“We want to make sure we really serve the borrowers who truly have been the victim of misrepresentation and harmed by it,” Diane Auer Jones said. “We wanted to protect the taxpayers. There are people who believe we should forgive 100 percent but where does that end?”
The new formula attempts to quantify the harm done to a student by comparing their estimated earnings to those from similar programs at other schools across the country.
If the median earnings in their program is more than two standards of deviation below the median at comparable programs, students are eligible for full relief. Others will get either 25 percent, 50 percent or 75 percent of their debt erased depending on the median income in the program they attended.
The policy immediately drew fire from critics who say defrauded students deserve full loan forgiveness.
“The department is inventing another scheme to provide students less relief than the law allows,” said Rep. Bobby Scott, D-Va., chairman of the House's education committee. “It should not be controversial that victims of predatory schools deserve meaningful relief. The department’s continued resistance to making defrauded students whole is mystifying.”
The Project on Predatory Student Lending, a legal advocacy group based at Harvard University, said cheated students are entitled to full relief.
“This partial denial scheme will force thousands of families to pay fraudulent debts that never should have existed in the first place. It shows that the Department of Education will stop at nothing to try to extract payments on invalid debts and deny students their rights under law,” said Eileen Connor, the group's legal director.

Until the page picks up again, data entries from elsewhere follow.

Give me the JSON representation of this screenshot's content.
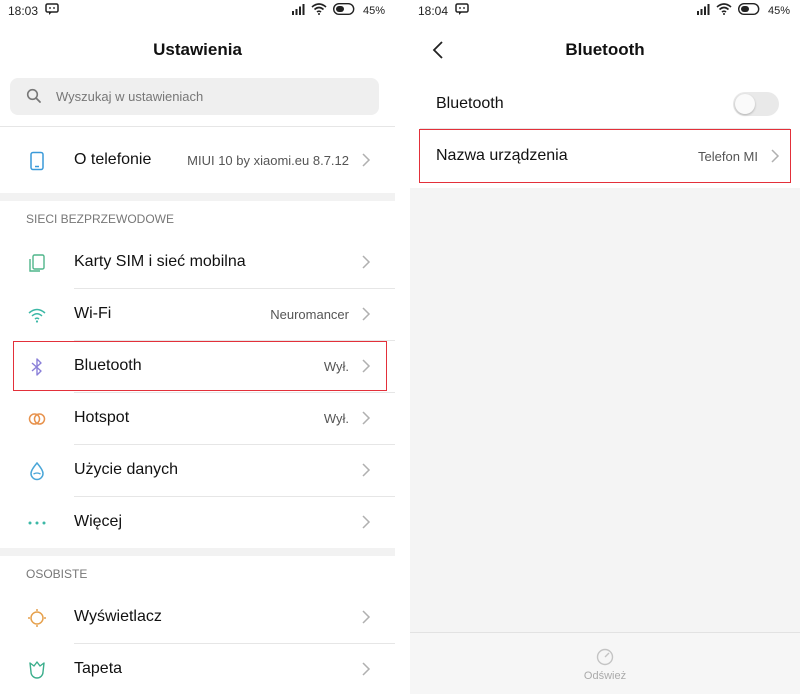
{
  "left": {
    "status": {
      "time": "18:03",
      "battery": "45%"
    },
    "title": "Ustawienia",
    "search": {
      "placeholder": "Wyszukaj w ustawieniach"
    },
    "about": {
      "label": "O telefonie",
      "value": "MIUI 10 by xiaomi.eu 8.7.12"
    },
    "sections": {
      "wireless": "SIECI BEZPRZEWODOWE",
      "personal": "OSOBISTE"
    },
    "items": [
      {
        "label": "Karty SIM i sieć mobilna",
        "value": "",
        "icon": "sim-card-icon"
      },
      {
        "label": "Wi-Fi",
        "value": "Neuromancer",
        "icon": "wifi-icon"
      },
      {
        "label": "Bluetooth",
        "value": "Wył.",
        "icon": "bluetooth-icon"
      },
      {
        "label": "Hotspot",
        "value": "Wył.",
        "icon": "hotspot-icon"
      },
      {
        "label": "Użycie danych",
        "value": "",
        "icon": "data-usage-icon"
      },
      {
        "label": "Więcej",
        "value": "",
        "icon": "more-dots-icon"
      }
    ],
    "personal_items": [
      {
        "label": "Wyświetlacz",
        "icon": "display-sun-icon"
      },
      {
        "label": "Tapeta",
        "icon": "wallpaper-tulip-icon"
      }
    ]
  },
  "right": {
    "status": {
      "time": "18:04",
      "battery": "45%"
    },
    "title": "Bluetooth",
    "bluetooth_toggle": {
      "label": "Bluetooth",
      "on": false
    },
    "device_name": {
      "label": "Nazwa urządzenia",
      "value": "Telefon MI"
    },
    "refresh_label": "Odśwież"
  },
  "colors": {
    "highlight": "#e3303a",
    "wifi": "#3cb8a6",
    "bluetooth": "#8a7fd8",
    "hotspot": "#e7924d",
    "data": "#4aa6d8",
    "sim": "#4fb58a",
    "about": "#3a9ad9",
    "display": "#e6a14d",
    "wallpaper": "#3cae8c"
  }
}
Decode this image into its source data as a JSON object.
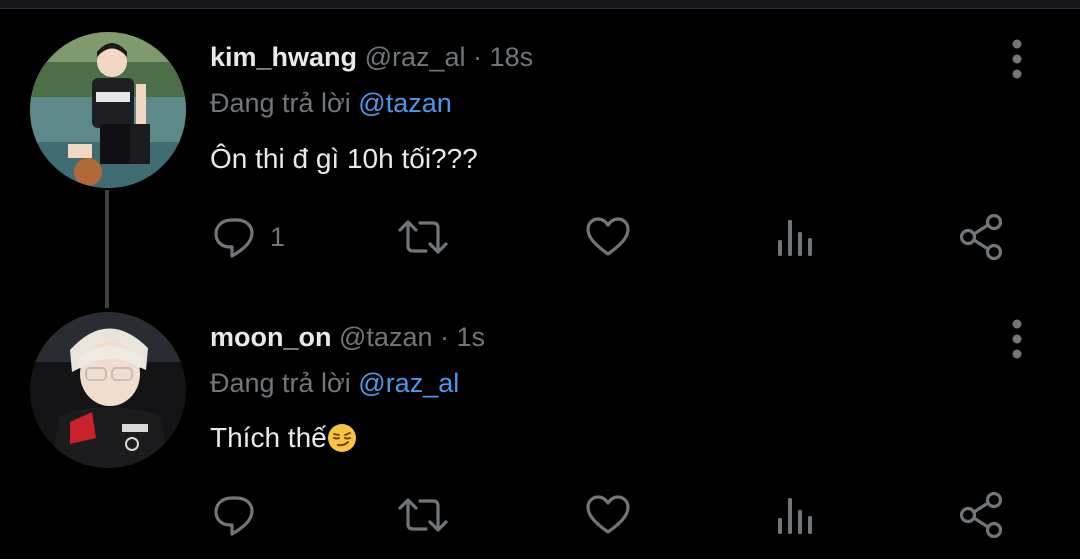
{
  "tweets": [
    {
      "display_name": "kim_hwang",
      "handle": "@raz_al",
      "separator": "·",
      "time": "18s",
      "reply_prefix": "Đang trả lời",
      "reply_to": "@tazan",
      "text": "Ôn thi đ gì 10h tối???",
      "reply_count": "1"
    },
    {
      "display_name": "moon_on",
      "handle": "@tazan",
      "separator": "·",
      "time": "1s",
      "reply_prefix": "Đang trả lời",
      "reply_to": "@raz_al",
      "text": "Thích thế",
      "emoji": "smirking-face",
      "reply_count": ""
    }
  ],
  "colors": {
    "background": "#000000",
    "text_primary": "#e7e9ea",
    "text_secondary": "#71767b",
    "mention": "#4a99e9",
    "thread_line": "#3e4144"
  },
  "icons": [
    "reply-icon",
    "retweet-icon",
    "like-icon",
    "views-icon",
    "share-icon",
    "more-options-icon"
  ]
}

The Education Department says former Corinthian Colleges students that had their claims approved by the Obama administration will get full loan forgiveness. Other Corinthian students will be entitled to at least 10 percent forgiveness.
Amid a legal battle over the loan forgiveness policy, the department had previously stopped discharging loans, leading to a backlog of more than 200,000 claims.
A federal judge in 2018 ordered DeVos to stop using a different partial relief formula after ruling it violated the Privacy Act when exchanging information with the Social Security Administration. Department officials say the issue has been resolved,and the new formula will use “publicly available” data gathered by the Education Department, the Social Security Administration and the IRS.
DeVos is announcing the change as she faces heavy criticism over her handling of the debt forgiveness program. A federal judge recently held her in contempt of court and fined her agency $100,000 after finding it collected payments from former Corinthian students in violation of a previous order.
At the same time, Democrats in Congress recently threatened to subpoena DeVos to explain her handling of the Borrower Defense program. Instead she agreed to face the House's education committee at a hearing scheduled for Thursday.